Thankfully the owner, an American guy, offered me a tent in the back garden – a tent I hadn’t realised I could close, and a night spend grinding my teeth against the cold and in the early throes of a hacking, rolling cough born in the perfect storm of particle inhalation and mild hypothermia.
Not sleeping well, I left Sangla for Chitkul, the last Indian village nestled at the back of this tributary valley dead early in the cold of morning.
I loose perspective, having ridden so many wild and beautiful roads in the last few months already, but I remember Sangla valley having a special feeling. The gentle pines on rising slopes, the black and tan rock outcrops standing a sleepless guard over all. Long wandering crack-lines winding their way up firm faces. The peacefulness as I danced through the icy shadows and dappled woodlight to an Aloo Parantha breakfast and chai in the verdant meadows at the valley’s apex.
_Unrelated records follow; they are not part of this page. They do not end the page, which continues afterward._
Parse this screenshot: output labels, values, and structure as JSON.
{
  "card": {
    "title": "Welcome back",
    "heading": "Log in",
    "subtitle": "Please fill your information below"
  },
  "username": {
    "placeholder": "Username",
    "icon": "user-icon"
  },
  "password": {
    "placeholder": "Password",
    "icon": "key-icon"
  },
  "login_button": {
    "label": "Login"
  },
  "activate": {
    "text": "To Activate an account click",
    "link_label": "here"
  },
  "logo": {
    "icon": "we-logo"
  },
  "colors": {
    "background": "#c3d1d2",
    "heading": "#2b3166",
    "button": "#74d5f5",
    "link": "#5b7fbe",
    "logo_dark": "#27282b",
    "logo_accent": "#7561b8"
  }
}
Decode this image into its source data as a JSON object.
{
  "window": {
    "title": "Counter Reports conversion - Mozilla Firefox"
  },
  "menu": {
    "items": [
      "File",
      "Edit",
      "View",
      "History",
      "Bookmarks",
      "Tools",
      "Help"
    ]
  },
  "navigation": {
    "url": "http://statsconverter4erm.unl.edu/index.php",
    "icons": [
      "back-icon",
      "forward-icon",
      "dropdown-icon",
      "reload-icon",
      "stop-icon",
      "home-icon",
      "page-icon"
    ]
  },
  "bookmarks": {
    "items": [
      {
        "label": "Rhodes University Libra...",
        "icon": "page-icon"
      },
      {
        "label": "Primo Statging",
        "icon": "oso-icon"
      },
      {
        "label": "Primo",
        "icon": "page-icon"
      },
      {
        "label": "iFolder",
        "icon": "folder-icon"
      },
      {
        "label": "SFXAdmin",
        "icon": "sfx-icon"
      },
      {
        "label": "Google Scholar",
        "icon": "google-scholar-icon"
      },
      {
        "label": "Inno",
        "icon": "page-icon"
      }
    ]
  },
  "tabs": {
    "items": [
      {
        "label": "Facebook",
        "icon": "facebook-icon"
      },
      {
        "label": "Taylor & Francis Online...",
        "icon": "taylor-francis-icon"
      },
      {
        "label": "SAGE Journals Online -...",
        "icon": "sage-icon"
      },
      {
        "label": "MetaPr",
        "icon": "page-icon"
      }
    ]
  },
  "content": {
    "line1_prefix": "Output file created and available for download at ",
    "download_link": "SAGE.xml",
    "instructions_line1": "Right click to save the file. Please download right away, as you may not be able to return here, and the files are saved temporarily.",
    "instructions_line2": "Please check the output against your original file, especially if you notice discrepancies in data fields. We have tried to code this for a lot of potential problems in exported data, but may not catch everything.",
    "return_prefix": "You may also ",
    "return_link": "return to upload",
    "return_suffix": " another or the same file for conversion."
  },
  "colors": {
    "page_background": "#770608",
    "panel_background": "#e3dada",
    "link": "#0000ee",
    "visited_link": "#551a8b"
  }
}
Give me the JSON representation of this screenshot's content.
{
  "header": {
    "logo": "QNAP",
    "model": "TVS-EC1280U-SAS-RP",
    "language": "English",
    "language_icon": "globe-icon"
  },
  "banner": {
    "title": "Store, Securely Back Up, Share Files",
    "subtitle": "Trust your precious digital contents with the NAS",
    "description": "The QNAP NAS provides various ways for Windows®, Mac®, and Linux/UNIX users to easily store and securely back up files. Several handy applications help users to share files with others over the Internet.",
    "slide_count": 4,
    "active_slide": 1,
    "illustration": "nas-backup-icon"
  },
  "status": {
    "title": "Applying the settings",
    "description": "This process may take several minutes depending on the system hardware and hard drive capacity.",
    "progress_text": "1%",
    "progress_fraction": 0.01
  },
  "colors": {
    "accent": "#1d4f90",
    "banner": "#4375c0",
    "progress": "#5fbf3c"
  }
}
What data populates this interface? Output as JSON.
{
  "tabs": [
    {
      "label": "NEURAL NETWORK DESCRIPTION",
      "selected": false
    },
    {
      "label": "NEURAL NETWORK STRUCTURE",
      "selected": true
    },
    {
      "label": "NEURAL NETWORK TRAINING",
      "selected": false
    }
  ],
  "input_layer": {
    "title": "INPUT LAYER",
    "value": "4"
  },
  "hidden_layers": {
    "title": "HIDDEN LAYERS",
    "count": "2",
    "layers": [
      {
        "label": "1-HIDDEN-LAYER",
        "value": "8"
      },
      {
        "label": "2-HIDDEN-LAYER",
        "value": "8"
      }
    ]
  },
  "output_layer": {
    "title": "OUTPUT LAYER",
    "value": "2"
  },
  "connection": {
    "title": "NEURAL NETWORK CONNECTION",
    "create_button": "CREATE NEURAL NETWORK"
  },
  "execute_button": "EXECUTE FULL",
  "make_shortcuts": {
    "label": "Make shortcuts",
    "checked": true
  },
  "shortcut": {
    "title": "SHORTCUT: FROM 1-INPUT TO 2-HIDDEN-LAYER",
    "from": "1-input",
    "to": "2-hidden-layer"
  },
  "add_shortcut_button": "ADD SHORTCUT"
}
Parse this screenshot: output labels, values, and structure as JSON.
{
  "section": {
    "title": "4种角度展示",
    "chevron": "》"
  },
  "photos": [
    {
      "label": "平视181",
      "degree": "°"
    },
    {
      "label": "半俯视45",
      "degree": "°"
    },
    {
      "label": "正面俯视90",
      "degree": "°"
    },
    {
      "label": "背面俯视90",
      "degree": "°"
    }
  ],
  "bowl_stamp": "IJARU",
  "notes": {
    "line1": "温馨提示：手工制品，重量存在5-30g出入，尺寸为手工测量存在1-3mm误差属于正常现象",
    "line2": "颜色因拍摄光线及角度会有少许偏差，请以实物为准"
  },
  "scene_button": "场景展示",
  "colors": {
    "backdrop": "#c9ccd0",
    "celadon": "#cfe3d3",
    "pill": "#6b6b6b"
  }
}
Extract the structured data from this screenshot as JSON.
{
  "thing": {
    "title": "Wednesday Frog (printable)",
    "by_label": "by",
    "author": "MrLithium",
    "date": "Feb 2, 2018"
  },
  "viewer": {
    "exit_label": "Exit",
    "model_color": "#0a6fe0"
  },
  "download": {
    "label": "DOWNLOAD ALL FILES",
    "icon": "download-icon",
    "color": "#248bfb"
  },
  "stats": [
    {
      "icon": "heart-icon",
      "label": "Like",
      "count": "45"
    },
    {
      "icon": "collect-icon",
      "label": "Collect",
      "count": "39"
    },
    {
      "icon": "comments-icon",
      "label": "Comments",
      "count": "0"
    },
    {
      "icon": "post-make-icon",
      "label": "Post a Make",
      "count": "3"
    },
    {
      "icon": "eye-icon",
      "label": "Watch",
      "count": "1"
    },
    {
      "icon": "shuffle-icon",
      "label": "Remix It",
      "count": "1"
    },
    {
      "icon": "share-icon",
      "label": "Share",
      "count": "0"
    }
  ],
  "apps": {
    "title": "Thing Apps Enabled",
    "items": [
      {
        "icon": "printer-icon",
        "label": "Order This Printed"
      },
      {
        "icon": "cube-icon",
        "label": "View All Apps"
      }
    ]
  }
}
Sangla valley is a beautiful lost world.
Offering yet another ride to a local, I headed back to the looming, theatrically tiered concrete hydroelectric towers on the main highway – Sangla being an important electrical generator. I crossed the bridge over deep emerald green water and thundered along what became a much more reliable road (as befits access to power or military base…).
Shimla didn’t seem so far, but the day stretched to a seemingly endless cycles of riding and stopping to recover. Winding up, then down valleys. Along wooded ridges and through magical, fairy-glen boulder fields with hanging vines and verdant blankets for nesting monkeys.
It was another late arrival and the second, in so many days, time that I was stranded without accommodation in festival season. Already a few days dirty from a road without showers, and coughing up bits of lung from my exploits behind the landslide, the only option that wouldn’t require me to mortgage the bike was a campsite in the hills, 10km from Shimla itself. And being majestically hidden from the world, nestled up a tiny, steep secret path, I also needed to dial the owners to be collected.
So I lay, on thick sheets rolled out on the ground in a little hut in the hillside, drunk from good company and a night telling tales around a campfire, thinking about the adventure of the past few days and where my riding would take me next.
Irrespective of how many others had picked up a bullet in northern India, I was fairly sure I was getting a unique experience exploring the mountains myself. Adventure, adversity and incident were the currency of this road trip – but more often than not they bought me into the fold of friendship, far away from my best laid plans.
Someday soon I might make it to Nepal, I thought.
If fate allows.